■ Task objective ■
Copy each line of the material beneath that holds the word "BITSTAMP".

■ Material supplied ■

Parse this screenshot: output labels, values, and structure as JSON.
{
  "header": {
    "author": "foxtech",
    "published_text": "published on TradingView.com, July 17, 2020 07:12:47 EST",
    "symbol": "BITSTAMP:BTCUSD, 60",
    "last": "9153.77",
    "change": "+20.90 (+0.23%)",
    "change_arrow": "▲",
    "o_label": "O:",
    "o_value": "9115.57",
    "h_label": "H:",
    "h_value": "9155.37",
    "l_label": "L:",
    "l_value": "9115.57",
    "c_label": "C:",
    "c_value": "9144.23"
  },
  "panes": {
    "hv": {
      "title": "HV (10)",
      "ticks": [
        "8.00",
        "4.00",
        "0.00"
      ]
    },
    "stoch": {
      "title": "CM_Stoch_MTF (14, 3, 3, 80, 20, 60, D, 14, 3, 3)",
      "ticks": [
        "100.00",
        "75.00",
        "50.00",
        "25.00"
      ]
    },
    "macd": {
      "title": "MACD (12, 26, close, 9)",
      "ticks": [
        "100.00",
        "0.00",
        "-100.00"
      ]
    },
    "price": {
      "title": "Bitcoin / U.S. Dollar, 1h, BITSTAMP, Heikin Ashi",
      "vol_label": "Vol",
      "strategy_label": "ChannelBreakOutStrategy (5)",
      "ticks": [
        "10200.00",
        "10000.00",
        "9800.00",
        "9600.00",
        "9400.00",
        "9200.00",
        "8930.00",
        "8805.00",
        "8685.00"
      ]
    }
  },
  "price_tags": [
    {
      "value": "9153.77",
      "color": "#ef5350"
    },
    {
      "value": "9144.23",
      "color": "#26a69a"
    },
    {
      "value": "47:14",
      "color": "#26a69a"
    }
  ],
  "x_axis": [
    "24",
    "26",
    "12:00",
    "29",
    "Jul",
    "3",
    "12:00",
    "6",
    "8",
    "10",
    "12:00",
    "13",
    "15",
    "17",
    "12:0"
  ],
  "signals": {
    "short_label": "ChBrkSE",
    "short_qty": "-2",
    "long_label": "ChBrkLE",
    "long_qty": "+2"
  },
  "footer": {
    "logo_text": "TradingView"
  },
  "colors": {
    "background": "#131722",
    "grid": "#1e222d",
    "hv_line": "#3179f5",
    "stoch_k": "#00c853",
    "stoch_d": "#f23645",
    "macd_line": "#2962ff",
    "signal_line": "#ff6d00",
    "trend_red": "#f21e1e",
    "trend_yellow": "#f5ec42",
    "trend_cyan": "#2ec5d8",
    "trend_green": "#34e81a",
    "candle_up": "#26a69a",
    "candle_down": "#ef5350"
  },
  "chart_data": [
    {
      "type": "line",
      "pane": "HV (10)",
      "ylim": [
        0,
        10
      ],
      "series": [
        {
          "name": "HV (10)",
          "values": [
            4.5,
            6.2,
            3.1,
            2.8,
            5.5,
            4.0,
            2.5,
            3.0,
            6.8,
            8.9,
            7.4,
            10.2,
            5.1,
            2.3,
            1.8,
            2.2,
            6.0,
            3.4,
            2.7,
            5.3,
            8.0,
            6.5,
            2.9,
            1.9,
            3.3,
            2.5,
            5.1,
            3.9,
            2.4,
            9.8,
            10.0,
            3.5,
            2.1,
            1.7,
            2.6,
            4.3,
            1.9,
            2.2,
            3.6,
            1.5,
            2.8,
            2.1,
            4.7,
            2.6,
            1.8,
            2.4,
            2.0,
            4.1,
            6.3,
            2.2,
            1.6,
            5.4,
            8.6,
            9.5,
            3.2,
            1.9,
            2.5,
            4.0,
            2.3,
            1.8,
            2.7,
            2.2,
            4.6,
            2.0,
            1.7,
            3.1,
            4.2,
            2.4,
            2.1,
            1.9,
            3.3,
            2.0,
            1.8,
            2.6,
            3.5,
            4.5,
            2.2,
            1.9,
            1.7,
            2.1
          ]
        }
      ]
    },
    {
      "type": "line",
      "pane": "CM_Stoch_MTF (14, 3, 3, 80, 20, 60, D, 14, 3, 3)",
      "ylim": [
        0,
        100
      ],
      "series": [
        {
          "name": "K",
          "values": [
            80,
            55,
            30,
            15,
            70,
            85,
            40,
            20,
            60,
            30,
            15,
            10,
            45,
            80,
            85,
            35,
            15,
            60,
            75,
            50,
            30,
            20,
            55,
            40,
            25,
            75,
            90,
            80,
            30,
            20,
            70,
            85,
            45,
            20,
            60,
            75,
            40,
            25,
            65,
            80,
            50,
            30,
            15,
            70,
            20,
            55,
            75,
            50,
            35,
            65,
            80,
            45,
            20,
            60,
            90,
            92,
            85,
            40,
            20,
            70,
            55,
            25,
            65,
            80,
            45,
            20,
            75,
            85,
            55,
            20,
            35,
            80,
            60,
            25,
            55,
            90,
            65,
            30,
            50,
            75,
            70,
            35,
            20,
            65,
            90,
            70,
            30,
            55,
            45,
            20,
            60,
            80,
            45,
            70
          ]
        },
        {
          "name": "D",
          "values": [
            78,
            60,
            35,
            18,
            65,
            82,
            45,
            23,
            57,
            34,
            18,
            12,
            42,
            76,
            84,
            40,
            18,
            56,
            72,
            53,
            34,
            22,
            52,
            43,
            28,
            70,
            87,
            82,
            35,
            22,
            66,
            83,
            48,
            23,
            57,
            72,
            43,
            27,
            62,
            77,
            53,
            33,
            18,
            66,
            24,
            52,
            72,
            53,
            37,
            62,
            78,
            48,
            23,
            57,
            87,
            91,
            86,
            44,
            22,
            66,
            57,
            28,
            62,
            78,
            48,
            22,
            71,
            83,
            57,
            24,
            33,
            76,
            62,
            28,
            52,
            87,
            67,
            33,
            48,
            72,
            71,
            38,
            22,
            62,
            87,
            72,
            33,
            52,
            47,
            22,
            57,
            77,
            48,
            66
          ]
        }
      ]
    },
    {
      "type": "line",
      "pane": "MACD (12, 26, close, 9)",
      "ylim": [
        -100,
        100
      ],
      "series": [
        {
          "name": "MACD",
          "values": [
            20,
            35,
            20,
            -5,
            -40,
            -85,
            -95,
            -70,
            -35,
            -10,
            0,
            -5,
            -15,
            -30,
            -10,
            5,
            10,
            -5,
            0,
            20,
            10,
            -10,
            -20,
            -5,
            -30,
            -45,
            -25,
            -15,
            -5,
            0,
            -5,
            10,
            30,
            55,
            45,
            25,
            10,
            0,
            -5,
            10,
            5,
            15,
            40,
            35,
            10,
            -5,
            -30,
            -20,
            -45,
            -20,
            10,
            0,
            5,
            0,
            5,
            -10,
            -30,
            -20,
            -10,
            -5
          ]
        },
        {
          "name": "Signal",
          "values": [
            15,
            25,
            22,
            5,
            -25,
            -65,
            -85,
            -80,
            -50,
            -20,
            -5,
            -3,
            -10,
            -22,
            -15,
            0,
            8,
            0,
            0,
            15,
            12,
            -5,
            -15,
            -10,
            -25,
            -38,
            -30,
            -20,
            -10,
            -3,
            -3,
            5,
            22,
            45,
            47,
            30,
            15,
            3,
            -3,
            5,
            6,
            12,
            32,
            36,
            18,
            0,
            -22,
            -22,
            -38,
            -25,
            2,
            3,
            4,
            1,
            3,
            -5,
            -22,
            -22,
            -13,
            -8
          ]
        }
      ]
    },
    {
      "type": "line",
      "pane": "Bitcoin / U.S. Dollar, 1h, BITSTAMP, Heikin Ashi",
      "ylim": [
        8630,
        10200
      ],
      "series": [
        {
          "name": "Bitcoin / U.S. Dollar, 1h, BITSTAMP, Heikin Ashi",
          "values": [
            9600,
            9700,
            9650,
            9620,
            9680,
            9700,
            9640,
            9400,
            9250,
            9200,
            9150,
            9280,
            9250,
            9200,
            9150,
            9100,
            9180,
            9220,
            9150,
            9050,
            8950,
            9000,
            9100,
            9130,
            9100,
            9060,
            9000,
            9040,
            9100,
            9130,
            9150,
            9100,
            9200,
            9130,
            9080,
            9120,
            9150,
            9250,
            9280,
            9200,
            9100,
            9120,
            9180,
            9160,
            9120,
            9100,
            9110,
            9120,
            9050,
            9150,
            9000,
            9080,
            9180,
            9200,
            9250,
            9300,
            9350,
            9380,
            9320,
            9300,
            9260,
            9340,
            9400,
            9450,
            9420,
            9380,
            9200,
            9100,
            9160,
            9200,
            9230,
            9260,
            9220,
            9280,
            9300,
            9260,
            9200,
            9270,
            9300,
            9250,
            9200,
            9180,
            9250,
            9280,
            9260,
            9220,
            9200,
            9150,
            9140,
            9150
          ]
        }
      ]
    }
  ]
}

■ Response below ■
    "symbol": "BITSTAMP:BTCUSD, 60",
      "title": "Bitcoin / U.S. Dollar, 1h, BITSTAMP, Heikin Ashi",
      "pane": "Bitcoin / U.S. Dollar, 1h, BITSTAMP, Heikin Ashi",
          "name": "Bitcoin / U.S. Dollar, 1h, BITSTAMP, Heikin Ashi",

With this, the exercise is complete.